>>>

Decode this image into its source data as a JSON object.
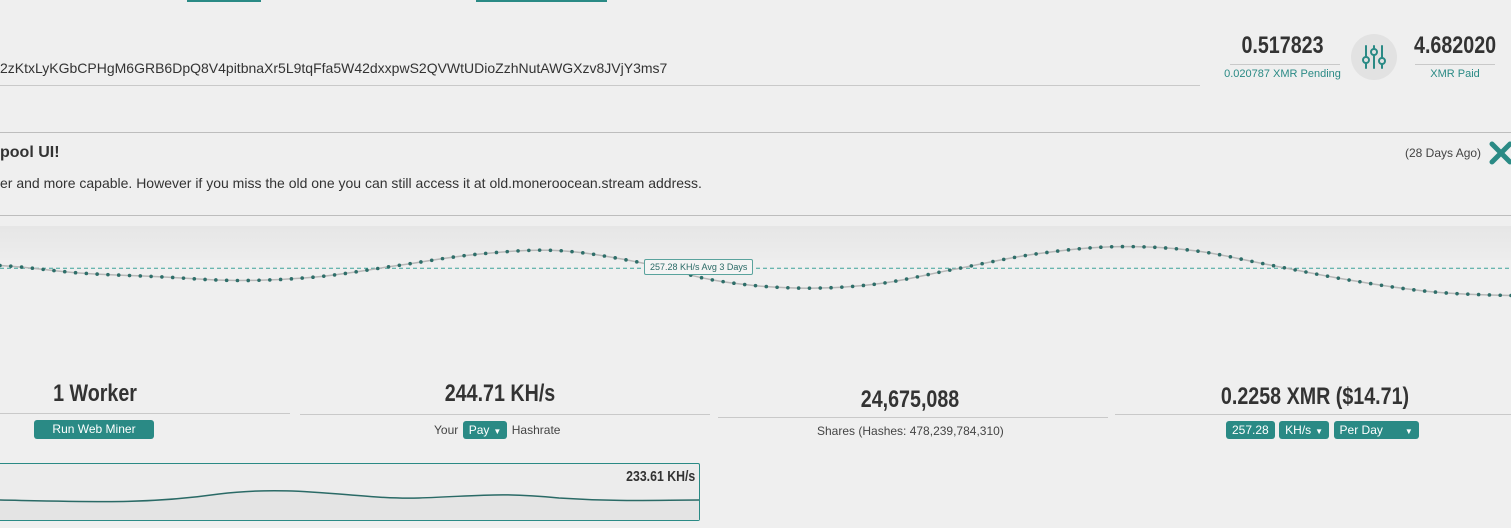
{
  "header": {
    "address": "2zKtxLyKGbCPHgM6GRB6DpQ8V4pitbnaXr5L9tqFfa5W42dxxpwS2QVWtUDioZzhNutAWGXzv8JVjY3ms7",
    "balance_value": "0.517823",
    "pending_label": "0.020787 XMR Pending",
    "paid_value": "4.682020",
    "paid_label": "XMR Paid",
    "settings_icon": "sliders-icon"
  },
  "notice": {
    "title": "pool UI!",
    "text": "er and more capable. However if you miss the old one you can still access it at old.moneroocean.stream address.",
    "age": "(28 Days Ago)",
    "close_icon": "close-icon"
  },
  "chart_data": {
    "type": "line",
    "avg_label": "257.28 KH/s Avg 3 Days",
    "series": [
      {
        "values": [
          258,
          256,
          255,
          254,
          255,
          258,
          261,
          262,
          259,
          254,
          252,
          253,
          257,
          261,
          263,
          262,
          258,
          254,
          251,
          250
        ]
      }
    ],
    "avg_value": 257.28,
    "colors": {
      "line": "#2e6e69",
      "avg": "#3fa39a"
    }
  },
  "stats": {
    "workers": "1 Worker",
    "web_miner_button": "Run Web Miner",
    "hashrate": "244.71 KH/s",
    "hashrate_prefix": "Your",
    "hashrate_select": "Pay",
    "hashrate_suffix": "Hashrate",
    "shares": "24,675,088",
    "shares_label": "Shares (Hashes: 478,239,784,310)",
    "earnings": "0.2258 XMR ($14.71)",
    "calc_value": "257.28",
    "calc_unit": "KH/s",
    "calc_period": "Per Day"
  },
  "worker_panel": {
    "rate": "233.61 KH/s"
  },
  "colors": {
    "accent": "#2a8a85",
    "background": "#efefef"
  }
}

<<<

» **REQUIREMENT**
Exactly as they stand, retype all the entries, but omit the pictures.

» **COMPLETED TASK**
Decode this image into its source data as a JSON object.
{
  "header": {
    "address": "2zKtxLyKGbCPHgM6GRB6DpQ8V4pitbnaXr5L9tqFfa5W42dxxpwS2QVWtUDioZzhNutAWGXzv8JVjY3ms7",
    "balance_value": "0.517823",
    "pending_label": "0.020787 XMR Pending",
    "paid_value": "4.682020",
    "paid_label": "XMR Paid",
    "settings_icon": "sliders-icon"
  },
  "notice": {
    "title": "pool UI!",
    "text": "er and more capable. However if you miss the old one you can still access it at old.moneroocean.stream address.",
    "age": "(28 Days Ago)",
    "close_icon": "close-icon"
  },
  "chart_data": {
    "type": "line",
    "avg_label": "257.28 KH/s Avg 3 Days",
    "series": [
      {
        "values": [
          258,
          256,
          255,
          254,
          255,
          258,
          261,
          262,
          259,
          254,
          252,
          253,
          257,
          261,
          263,
          262,
          258,
          254,
          251,
          250
        ]
      }
    ],
    "avg_value": 257.28,
    "colors": {
      "line": "#2e6e69",
      "avg": "#3fa39a"
    }
  },
  "stats": {
    "workers": "1 Worker",
    "web_miner_button": "Run Web Miner",
    "hashrate": "244.71 KH/s",
    "hashrate_prefix": "Your",
    "hashrate_select": "Pay",
    "hashrate_suffix": "Hashrate",
    "shares": "24,675,088",
    "shares_label": "Shares (Hashes: 478,239,784,310)",
    "earnings": "0.2258 XMR ($14.71)",
    "calc_value": "257.28",
    "calc_unit": "KH/s",
    "calc_period": "Per Day"
  },
  "worker_panel": {
    "rate": "233.61 KH/s"
  },
  "colors": {
    "accent": "#2a8a85",
    "background": "#efefef"
  }
}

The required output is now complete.